### EXERCISE BRIEF:
Below are records; copy every line in them that holds the word "Cracked".

### INPUT RECORDS:
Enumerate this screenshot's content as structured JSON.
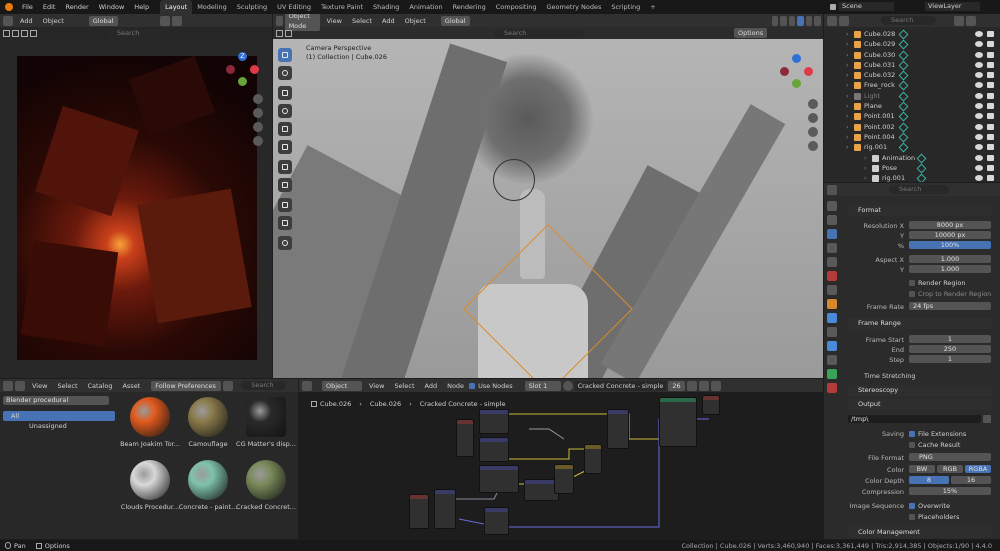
{
  "topbar": {
    "menus": [
      "File",
      "Edit",
      "Render",
      "Window",
      "Help"
    ],
    "workspaces": [
      "Layout",
      "Modeling",
      "Sculpting",
      "UV Editing",
      "Texture Paint",
      "Shading",
      "Animation",
      "Rendering",
      "Compositing",
      "Geometry Nodes",
      "Scripting"
    ],
    "active_workspace": "Layout",
    "add_tab": "+",
    "scene": "Scene",
    "view_layer": "ViewLayer"
  },
  "image_editor": {
    "menus": [
      "Add",
      "Object"
    ],
    "transform": "Global",
    "search_placeholder": "Search"
  },
  "viewport": {
    "mode": "Object Mode",
    "menus": [
      "View",
      "Select",
      "Add",
      "Object"
    ],
    "transform": "Global",
    "search_placeholder": "Search",
    "options": "Options",
    "camera_info": "Camera Perspective",
    "collection_info": "(1) Collection | Cube.026",
    "gizmo_axes": [
      "Z",
      "Y",
      "X"
    ]
  },
  "outliner": {
    "search_placeholder": "Search",
    "items": [
      {
        "label": "Cube.028",
        "color": "#e8a24a"
      },
      {
        "label": "Cube.029",
        "color": "#e8a24a"
      },
      {
        "label": "Cube.030",
        "color": "#e8a24a"
      },
      {
        "label": "Cube.031",
        "color": "#e8a24a"
      },
      {
        "label": "Cube.032",
        "color": "#e8a24a"
      },
      {
        "label": "Free_rock",
        "color": "#e8a24a"
      },
      {
        "label": "Light",
        "color": "#777777"
      },
      {
        "label": "Plane",
        "color": "#e8a24a"
      },
      {
        "label": "Point.001",
        "color": "#e8a24a"
      },
      {
        "label": "Point.002",
        "color": "#e8a24a"
      },
      {
        "label": "Point.004",
        "color": "#e8a24a"
      },
      {
        "label": "rig.001",
        "color": "#e8a24a"
      },
      {
        "label": "Animation",
        "color": "#cfcfcf"
      },
      {
        "label": "Pose",
        "color": "#cfcfcf"
      },
      {
        "label": "rig.001",
        "color": "#cfcfcf"
      }
    ]
  },
  "properties": {
    "search_placeholder": "Search",
    "format": {
      "header": "Format",
      "res_x_label": "Resolution X",
      "res_x": "8000 px",
      "res_y_label": "Y",
      "res_y": "10000 px",
      "pct_label": "%",
      "pct": "100%",
      "aspect_x_label": "Aspect X",
      "aspect_x": "1.000",
      "aspect_y_label": "Y",
      "aspect_y": "1.000",
      "render_region": "Render Region",
      "crop": "Crop to Render Region",
      "frame_rate_label": "Frame Rate",
      "frame_rate": "24 fps"
    },
    "frame_range": {
      "header": "Frame Range",
      "start_label": "Frame Start",
      "start": "1",
      "end_label": "End",
      "end": "250",
      "step_label": "Step",
      "step": "1",
      "time_stretching": "Time Stretching"
    },
    "stereoscopy": "Stereoscopy",
    "output": {
      "header": "Output",
      "path": "/tmp\\",
      "saving_label": "Saving",
      "file_ext": "File Extensions",
      "cache_result": "Cache Result",
      "file_format_label": "File Format",
      "file_format": "PNG",
      "color_label": "Color",
      "color_opts": [
        "BW",
        "RGB",
        "RGBA"
      ],
      "depth_label": "Color Depth",
      "depth_opts": [
        "8",
        "16"
      ],
      "compression_label": "Compression",
      "compression": "15%",
      "seq_label": "Image Sequence",
      "overwrite": "Overwrite",
      "placeholders": "Placeholders"
    },
    "color_management": "Color Management"
  },
  "asset_browser": {
    "menus": [
      "View",
      "Select",
      "Catalog",
      "Asset"
    ],
    "library": "Follow Preferences",
    "search_placeholder": "Search",
    "catalog_selector": "Blender procedural",
    "catalogs": [
      "All",
      "Unassigned"
    ],
    "assets": [
      {
        "label": "Beam Joakim Tor...",
        "color": "#e15a1e"
      },
      {
        "label": "Camouflage",
        "color": "#8a7a4a"
      },
      {
        "label": "CG Matter's disp...",
        "color": "#2a2a2a"
      },
      {
        "label": "Clouds Procedur...",
        "color": "#d8d8d8"
      },
      {
        "label": "Concrete - paint...",
        "color": "#7fc2aa"
      },
      {
        "label": "Cracked Concret...",
        "color": "#7a8a5a"
      }
    ]
  },
  "node_editor": {
    "object": "Object",
    "menus": [
      "View",
      "Select",
      "Add",
      "Node"
    ],
    "use_nodes": "Use Nodes",
    "slot": "Slot 1",
    "material": "Cracked Concrete - simple",
    "users": "26",
    "breadcrumb": [
      "Cube.026",
      "Cube.026",
      "Cracked Concrete - simple"
    ]
  },
  "statusbar": {
    "pan": "Pan",
    "options": "Options",
    "stats": "Collection | Cube.026 | Verts:3,460,940 | Faces:3,361,449 | Tris:2,914,385 | Objects:1/90 | 4.4.0"
  }
}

### RESULT BELOW:
        "label": "Cracked Concret...",
    "material": "Cracked Concrete - simple",
      "Cracked Concrete - simple"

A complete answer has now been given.